With a defense that ranks outside the top 100 nationally, the Hurricanes are one win away from competing for a national championship thanks to an absolute onslaught of points. Down 13 with 12 minutes to go against Texas’ stifling defense, Jordan Miller had the greatest game of his season, scoring 27 points on 100% shooting. In fact, all five of Miami’s starters scored in double figures; not necessarily due to the same hot shooting Miller displayed, but a knack for finding the free throw line. As a team Miami is shooting a staggering 23 free throws per game in the NCAA Tournament, allowing them to slow the game down as needed and score easy points.
Speaking of points: Miami is scoring 81.2 points per game this tournament, against an extremely difficult lineup of teams. Things don’t get any easier, as they now face the only other team that’s scored more than them this tournament.
It’s a fantastic full-circle moment for Head Coach Jim Larrañaga, who is heading back to the Final Four for the first time since his Cinderella run with 11-seed George Mason in 2006. That magical run featured an all-time classic overtime win in the Elite Eight against, who else, the UConn Huskies. — Adam Ward
1. UConn Huskies (4-seed)

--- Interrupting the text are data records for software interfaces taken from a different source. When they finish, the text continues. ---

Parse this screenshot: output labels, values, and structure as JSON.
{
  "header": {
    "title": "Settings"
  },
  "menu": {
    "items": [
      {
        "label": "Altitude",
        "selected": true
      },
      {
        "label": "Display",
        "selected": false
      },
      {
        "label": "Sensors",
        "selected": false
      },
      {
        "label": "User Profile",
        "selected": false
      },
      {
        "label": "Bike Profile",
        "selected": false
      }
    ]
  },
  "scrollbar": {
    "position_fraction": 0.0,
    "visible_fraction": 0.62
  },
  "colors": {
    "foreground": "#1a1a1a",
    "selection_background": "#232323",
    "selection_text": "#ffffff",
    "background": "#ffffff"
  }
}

The Connecticut Huskies always had the talent for this type of run in March Madness, but they weren’t necessarily supposed to be here. Head coach Dan Hurley had led the program to back-to-back NCAA tournament appearances coming into this season, but was still look for his first March Madness win. UConn started the year just outside the preseason top-25 in the AP Poll while being picked to finish fourth in the Big East. It felt like this UConn team would miss Tyrese Martin and R.J. Cole, two of their top-three scorers from last year.

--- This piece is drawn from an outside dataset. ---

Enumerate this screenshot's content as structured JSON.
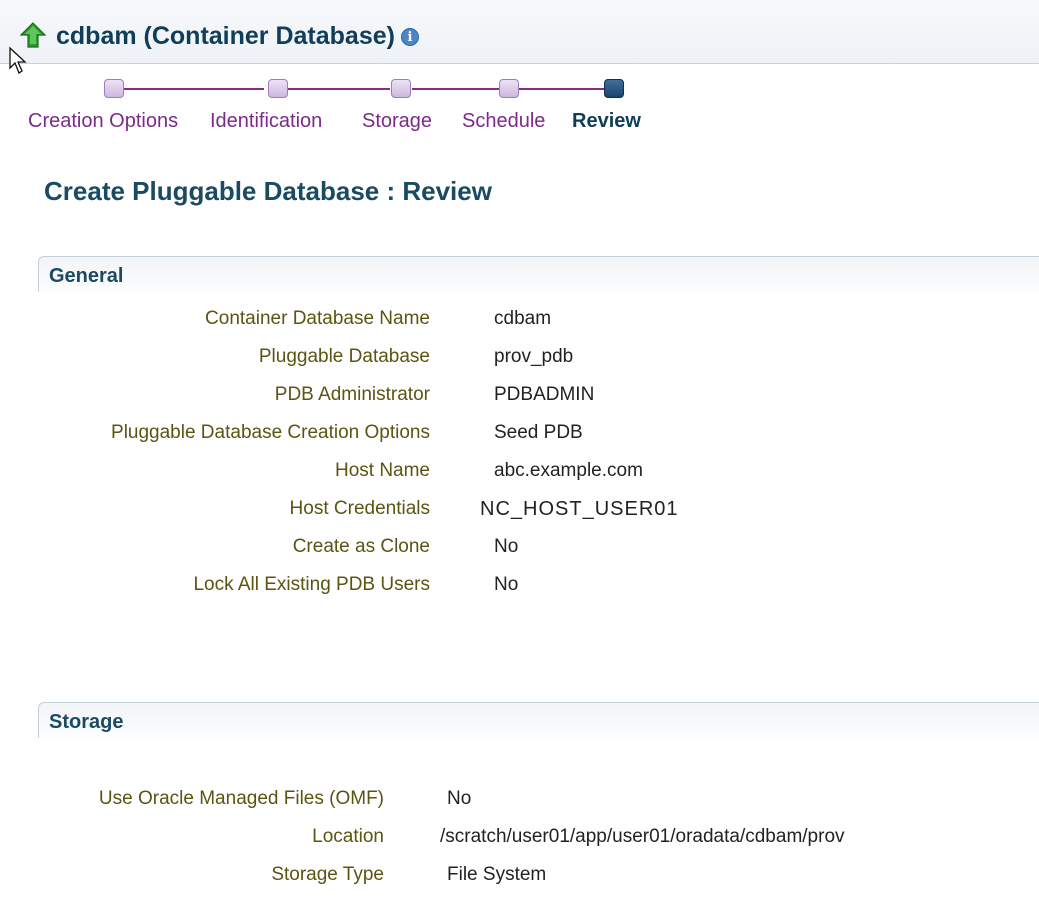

While it wasn’t always smooth sailing during the regular season on their way to a No. 4 seed in the tournament, there’s no doubt UConn is playing its best ball at the right time. The Huskies enter the Final Four at 13-2 in their last 15 minutes, with those two defeats (to Creighton and Marquette) coming by a combined five points. Meanwhile, no one has been able to touch the Huskies since bracket play started: over their first four wins in this tournament, they’re winning by an average of 22.5 points per game. Suddenly, the Huskies are the No. 1 in the country, according to KenPom.
Junior center Adama Sanogo has felt like the most dominant player in the tournament his year. At 6’9, 245 pounds, Sanogo was always an excellent interior scorer and rim protector, but has now added an improved jump shot and passing ability into the equation. Andre Jackson has been another key player on this run, with Hurley finding better ways to utilize his skills has opposing defenses have played off him and dared him to shoot. Jackson — a monster athlete with tremendous playmaking ability — no longer feels like a liability in the halfcourt offense. Jordan Hawkins might be the most dangerous movement shooter in the country, while freshman forward Alex Karaban has been rock solid in his 3-and-D duties. UConn doesn’t really have a traditional point guard, but they’ve proven they don’t need one. This team has it all, and will come to Houston as the favorite to win the whole thing. — Ricky O’Donnell